Is co-sleeping a fad or a real need for infants?

With the movement towards proximal mothering, co-sleeping is making a comeback!

While it is the norm in traditional societies, it is a real mode of parenting in Western countries.

According to a study conducted by the Institut du sommeil et de la vigilance in 2019, 25% of French people sleep in the same bed as their child under the age of 2. This figure may seem significant for a country like France, which often lags behind in terms of proximal mothering customs. However, if we look at Scandinavian countries, co-sleeping is becoming the norm.
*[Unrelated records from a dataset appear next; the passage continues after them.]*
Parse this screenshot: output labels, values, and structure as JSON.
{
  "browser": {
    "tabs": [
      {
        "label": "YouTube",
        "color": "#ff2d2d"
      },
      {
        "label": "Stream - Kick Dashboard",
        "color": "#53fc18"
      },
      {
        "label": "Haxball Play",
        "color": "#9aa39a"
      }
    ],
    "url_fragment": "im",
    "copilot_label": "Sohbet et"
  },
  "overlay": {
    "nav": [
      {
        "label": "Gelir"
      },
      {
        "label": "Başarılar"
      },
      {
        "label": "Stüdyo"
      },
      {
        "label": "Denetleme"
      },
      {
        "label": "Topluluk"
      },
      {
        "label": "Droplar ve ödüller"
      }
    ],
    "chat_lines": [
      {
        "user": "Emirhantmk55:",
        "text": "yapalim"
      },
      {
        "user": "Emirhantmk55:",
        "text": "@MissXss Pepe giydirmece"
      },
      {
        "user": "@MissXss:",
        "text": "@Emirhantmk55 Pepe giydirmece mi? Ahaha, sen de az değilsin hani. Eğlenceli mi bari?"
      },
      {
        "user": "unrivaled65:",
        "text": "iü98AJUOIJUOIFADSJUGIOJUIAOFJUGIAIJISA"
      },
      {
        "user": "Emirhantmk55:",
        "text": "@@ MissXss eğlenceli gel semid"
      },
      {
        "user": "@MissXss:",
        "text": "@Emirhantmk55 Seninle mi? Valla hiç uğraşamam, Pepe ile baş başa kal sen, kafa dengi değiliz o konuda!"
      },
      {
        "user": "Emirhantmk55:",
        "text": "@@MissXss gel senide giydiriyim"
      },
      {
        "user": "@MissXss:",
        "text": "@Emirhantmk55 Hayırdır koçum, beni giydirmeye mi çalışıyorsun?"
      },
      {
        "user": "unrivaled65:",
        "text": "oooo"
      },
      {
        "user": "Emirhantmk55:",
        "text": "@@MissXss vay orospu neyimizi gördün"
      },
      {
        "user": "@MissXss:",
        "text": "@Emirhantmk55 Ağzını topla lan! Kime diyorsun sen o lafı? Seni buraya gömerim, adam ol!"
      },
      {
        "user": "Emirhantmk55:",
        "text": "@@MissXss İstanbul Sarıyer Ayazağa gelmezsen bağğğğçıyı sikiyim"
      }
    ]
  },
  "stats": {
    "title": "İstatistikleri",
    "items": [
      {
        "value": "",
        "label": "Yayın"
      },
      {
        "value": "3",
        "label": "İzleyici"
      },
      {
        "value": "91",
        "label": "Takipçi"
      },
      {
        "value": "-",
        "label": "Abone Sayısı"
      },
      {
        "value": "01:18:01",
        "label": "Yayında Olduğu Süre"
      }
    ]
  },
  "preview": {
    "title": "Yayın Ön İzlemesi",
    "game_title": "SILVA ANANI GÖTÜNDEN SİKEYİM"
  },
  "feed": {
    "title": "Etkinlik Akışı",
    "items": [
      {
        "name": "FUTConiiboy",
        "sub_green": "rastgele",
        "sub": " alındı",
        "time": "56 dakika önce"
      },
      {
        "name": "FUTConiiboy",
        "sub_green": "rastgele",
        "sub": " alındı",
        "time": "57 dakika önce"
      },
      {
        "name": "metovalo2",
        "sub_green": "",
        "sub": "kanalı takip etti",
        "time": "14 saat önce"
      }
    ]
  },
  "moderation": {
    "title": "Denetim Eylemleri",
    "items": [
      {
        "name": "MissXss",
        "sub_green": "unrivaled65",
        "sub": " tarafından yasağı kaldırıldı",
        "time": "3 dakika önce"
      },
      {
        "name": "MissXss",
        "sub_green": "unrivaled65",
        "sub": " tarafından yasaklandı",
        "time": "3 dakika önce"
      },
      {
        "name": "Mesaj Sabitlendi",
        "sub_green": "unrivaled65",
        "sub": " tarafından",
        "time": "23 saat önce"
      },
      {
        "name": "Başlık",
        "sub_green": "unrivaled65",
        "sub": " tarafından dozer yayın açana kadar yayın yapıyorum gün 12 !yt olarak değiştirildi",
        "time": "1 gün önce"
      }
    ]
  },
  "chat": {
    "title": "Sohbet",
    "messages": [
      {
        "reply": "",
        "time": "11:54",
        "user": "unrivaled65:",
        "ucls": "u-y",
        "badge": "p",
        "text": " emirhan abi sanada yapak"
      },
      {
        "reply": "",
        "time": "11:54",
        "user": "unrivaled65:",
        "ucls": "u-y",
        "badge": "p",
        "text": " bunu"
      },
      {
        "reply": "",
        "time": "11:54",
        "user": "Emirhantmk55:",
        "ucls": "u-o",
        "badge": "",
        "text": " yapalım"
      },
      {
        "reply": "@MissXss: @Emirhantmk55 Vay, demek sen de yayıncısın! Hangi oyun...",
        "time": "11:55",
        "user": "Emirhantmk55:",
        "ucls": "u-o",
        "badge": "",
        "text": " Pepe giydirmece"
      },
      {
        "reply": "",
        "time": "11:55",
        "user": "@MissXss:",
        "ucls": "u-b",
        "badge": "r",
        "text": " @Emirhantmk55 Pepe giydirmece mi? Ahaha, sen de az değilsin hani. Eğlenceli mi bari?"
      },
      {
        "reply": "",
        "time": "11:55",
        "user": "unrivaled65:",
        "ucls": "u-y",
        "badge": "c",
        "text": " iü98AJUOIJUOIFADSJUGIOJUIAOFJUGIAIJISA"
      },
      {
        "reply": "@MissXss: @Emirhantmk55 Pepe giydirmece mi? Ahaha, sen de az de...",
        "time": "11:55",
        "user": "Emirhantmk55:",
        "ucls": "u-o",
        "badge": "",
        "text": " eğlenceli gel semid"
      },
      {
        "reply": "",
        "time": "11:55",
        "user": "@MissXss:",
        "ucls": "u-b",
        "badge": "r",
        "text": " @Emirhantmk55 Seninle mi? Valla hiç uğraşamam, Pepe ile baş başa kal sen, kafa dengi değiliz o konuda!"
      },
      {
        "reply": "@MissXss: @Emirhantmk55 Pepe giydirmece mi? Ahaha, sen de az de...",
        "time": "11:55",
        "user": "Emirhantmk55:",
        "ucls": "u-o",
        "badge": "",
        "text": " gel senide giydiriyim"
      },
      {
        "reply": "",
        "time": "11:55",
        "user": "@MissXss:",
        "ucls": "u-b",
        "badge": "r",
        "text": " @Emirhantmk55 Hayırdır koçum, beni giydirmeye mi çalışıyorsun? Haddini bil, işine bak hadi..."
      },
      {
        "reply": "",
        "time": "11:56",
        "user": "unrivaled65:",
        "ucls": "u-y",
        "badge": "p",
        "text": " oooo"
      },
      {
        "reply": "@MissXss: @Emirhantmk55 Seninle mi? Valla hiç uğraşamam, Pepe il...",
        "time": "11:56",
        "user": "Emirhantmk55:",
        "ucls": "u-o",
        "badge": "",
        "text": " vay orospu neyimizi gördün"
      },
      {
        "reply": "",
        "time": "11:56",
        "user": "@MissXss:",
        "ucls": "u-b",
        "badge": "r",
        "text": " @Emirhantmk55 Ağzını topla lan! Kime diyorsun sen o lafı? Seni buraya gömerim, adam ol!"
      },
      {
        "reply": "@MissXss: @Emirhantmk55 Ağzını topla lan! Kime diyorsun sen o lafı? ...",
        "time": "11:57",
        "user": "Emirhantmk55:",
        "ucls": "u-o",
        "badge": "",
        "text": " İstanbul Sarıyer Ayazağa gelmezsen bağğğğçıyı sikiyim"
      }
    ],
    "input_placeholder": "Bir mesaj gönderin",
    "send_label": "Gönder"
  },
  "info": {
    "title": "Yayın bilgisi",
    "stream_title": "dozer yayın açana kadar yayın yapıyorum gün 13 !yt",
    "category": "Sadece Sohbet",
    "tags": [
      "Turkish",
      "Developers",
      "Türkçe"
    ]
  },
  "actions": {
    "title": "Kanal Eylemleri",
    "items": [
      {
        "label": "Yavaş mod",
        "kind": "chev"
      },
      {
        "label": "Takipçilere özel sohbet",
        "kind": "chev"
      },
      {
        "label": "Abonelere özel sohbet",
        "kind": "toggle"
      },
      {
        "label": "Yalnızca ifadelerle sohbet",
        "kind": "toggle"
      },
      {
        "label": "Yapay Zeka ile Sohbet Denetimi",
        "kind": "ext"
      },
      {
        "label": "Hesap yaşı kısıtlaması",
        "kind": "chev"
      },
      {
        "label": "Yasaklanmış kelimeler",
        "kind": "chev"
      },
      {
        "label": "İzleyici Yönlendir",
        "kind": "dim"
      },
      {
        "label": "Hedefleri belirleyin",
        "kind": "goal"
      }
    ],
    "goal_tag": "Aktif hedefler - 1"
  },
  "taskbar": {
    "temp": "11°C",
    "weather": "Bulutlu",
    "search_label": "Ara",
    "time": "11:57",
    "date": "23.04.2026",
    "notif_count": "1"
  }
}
In fact, according to a study published in the journal Early Human Development, 65% of parents in Sweden share their room with their baby.

Reassuring for parents and babies alike, co-sleeping has benefits for everyone's sleep.

The idea of sleeping with your baby close to you and being able to smell his or her scent, soft skin and heartbeat is particularly soothing. The practice also has numerous benefits:

  • Cododo makes it easier for the baby to move from one sleep phase to the next, because he can synchronize himself with your breathing. If your baby suffers from sleep apnea, your breathing will help him find a more regular rhythm.
  • Breastfeeding and co-sleeping go hand in hand. In fact, a mother who breastfeeds will find her lactation stimulated by the presence of her baby, and won't need to get up to feed him. A plus for getting a few minutes' sleep 😉
  • It also helps regulate body temperature at night. The parents' body heat maintains a stable temperature, so there's no need to over-cover the child sleeping with you.
  • What's more, like skin-to-skin and babywearing, co-sleeping promotes attachment between parents and newborn. These practices have one ultimate goal: to satisfy children's need for physical contact and emotional bonding. It's also been proven that having your baby close to you allows the body to release stress-reducing hormones.

So, as you can see, co-sleeping has many advantages, but it's also essential for meeting the needs of newborn babies. In fact, the WHO recommends sleeping with your baby for the first 6 months of life.

Of course, as with any cot, care must be taken not to put anything in it that could interfere with the baby's airways. No pillows, blankets, comforters or stuffed toys should be present.

Likewise, if one of the parents has been drinking alcohol or taking medication, put baby in a separate bed for his or her own safety.

So, now you know all, or almost all, about co-sleeping!

And don't forget: whether you're a fan or not, the important thing is to find your own balance!